*Dataset records*

= = = = = = =

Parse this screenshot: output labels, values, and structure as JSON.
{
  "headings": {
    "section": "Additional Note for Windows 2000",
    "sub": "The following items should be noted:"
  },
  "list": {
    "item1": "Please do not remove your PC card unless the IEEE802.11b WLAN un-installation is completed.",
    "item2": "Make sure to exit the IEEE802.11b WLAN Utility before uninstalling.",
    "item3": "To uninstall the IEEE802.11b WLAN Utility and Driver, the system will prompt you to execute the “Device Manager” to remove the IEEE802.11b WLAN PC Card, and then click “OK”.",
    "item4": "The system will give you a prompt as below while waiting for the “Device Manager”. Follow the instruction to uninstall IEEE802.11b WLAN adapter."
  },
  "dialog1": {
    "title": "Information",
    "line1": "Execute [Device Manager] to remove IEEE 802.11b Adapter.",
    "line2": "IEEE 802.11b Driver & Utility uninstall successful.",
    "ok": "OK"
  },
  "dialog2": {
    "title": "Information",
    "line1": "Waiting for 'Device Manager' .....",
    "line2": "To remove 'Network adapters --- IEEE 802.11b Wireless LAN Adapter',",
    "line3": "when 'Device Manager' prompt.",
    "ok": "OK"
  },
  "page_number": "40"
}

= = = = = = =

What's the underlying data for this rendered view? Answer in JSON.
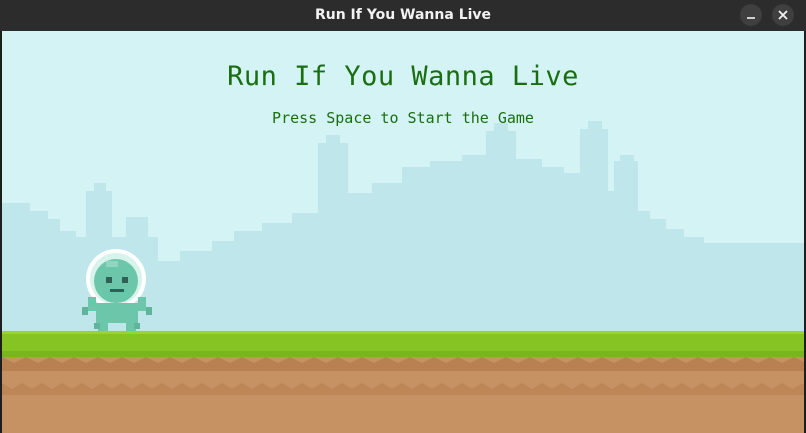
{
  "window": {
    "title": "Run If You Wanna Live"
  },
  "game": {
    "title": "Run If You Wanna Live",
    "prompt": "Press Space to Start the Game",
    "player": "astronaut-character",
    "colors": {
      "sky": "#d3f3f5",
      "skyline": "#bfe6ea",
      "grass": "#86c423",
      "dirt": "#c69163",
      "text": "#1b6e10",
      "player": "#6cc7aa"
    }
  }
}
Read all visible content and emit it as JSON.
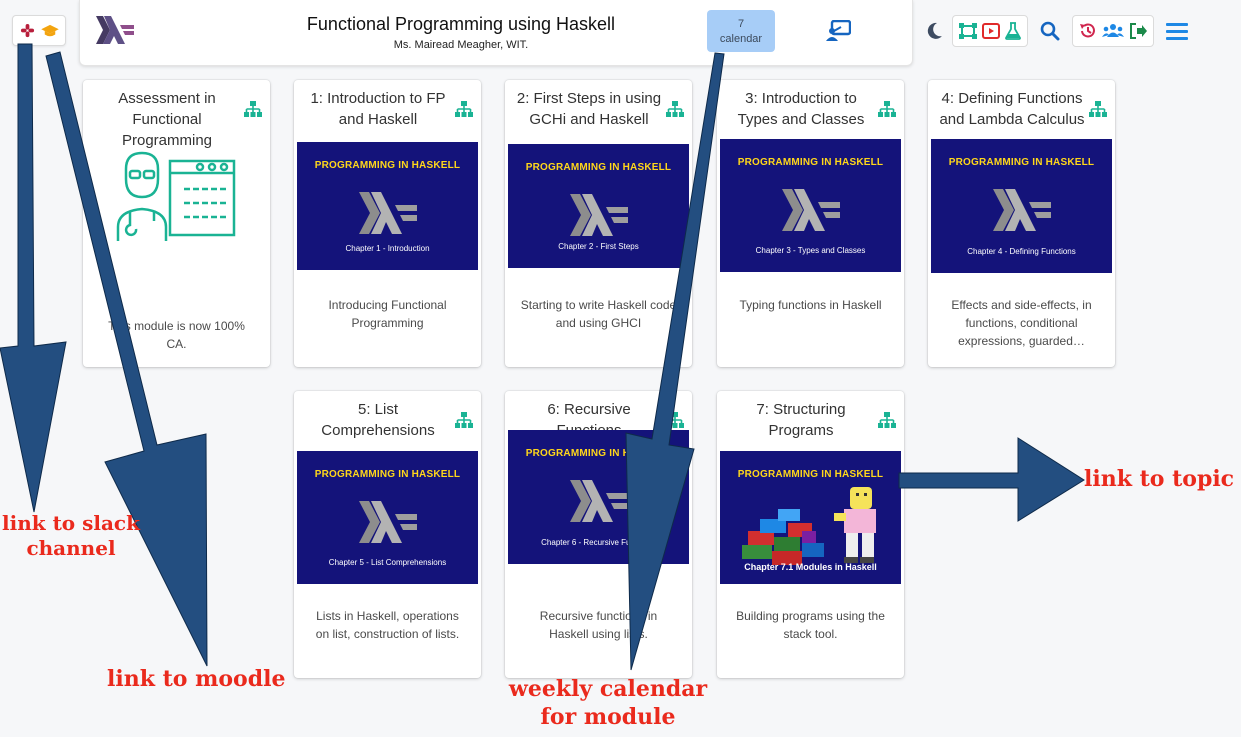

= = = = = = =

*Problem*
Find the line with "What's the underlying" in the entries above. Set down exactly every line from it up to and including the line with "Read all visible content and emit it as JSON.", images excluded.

*Expected answer*
What's the underlying data for this rendered view? Answer in JSON.
{
  "window": {
    "title": "Run If You Wanna Live"
  },
  "game": {
    "title": "Run If You Wanna Live",
    "prompt": "Press Space to Start the Game",
    "player": "astronaut-character",
    "colors": {
      "sky": "#d3f3f5",
      "skyline": "#bfe6ea",
      "grass": "#86c423",
      "dirt": "#c69163",
      "text": "#1b6e10",
      "player": "#6cc7aa"
    }
  }
}
Read all visible content and emit it as JSON.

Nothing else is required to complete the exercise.